*** THE DATA Section Begins ***

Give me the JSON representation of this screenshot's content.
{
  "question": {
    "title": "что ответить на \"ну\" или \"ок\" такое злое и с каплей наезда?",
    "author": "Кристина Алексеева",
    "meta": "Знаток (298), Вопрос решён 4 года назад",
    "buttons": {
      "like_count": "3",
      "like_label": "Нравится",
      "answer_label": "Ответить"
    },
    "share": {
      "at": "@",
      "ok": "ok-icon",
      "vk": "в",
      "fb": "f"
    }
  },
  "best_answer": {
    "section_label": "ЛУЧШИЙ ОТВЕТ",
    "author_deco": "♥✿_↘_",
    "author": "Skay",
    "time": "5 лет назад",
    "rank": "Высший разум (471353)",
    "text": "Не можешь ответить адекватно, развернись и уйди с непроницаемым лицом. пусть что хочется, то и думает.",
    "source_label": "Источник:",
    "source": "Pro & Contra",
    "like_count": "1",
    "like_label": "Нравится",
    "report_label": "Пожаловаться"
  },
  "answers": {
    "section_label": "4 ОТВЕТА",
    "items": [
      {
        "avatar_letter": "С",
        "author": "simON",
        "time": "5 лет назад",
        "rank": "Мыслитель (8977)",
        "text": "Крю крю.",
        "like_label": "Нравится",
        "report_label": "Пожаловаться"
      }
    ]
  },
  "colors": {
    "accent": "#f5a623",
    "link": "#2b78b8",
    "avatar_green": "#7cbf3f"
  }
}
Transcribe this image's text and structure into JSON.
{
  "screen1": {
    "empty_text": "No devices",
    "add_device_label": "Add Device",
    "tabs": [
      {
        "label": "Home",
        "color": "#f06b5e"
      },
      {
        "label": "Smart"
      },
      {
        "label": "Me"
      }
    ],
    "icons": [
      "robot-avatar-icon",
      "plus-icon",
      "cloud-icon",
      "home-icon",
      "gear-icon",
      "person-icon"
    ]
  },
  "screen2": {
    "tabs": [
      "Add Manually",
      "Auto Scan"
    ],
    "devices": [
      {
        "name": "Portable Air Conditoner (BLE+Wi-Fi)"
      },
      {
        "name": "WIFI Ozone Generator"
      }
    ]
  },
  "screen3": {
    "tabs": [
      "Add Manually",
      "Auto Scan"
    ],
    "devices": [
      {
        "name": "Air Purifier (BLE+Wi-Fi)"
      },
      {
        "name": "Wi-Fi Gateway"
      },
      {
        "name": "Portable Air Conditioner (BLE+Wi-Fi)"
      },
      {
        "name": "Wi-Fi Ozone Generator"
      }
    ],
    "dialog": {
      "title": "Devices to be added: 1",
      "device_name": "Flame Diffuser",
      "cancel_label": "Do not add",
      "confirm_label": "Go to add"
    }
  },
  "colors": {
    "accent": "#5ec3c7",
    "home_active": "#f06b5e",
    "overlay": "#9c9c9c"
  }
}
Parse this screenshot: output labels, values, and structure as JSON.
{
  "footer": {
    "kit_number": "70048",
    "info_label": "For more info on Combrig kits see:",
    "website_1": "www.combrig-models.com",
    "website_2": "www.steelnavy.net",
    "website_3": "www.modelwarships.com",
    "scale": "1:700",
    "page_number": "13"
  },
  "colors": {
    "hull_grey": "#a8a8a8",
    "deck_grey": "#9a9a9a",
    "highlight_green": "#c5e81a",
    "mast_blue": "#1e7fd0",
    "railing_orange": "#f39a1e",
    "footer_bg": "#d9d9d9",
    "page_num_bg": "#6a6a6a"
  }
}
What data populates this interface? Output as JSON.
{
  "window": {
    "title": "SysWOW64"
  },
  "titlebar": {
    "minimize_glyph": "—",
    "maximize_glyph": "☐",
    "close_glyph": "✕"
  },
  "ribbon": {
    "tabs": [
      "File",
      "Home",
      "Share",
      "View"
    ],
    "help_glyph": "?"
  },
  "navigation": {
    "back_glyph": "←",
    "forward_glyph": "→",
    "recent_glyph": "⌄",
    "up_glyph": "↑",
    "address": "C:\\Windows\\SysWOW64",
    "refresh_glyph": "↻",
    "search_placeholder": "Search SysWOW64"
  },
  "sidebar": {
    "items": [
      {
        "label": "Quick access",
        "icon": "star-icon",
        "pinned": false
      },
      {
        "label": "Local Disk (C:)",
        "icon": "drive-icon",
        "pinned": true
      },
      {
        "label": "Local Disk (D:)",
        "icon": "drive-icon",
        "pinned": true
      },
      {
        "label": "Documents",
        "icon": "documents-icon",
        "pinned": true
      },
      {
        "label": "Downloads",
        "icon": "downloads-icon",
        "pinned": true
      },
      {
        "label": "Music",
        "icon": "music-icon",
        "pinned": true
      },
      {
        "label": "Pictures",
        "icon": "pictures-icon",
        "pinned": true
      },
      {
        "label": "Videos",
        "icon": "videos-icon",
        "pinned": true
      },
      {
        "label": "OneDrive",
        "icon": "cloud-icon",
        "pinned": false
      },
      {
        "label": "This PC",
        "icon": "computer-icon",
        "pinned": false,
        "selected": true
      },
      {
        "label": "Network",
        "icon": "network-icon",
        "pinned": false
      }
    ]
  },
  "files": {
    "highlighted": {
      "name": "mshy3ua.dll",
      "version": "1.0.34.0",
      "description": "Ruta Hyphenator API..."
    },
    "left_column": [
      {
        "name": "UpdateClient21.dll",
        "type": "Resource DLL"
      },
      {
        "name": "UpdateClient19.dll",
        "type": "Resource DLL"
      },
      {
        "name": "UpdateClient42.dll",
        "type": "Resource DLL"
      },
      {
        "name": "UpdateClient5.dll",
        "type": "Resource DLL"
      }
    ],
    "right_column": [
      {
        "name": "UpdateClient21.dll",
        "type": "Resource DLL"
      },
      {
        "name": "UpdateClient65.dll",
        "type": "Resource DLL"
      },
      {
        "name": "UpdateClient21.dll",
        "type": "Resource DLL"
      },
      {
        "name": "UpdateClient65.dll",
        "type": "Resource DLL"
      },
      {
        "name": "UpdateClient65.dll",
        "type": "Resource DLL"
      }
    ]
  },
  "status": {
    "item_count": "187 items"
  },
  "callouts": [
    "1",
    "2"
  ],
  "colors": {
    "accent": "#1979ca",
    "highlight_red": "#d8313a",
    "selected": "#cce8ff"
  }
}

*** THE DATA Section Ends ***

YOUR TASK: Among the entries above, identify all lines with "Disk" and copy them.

RESPONSE TO THIS EXERCISE:
        "label": "Local Disk (C:)",
        "label": "Local Disk (D:)",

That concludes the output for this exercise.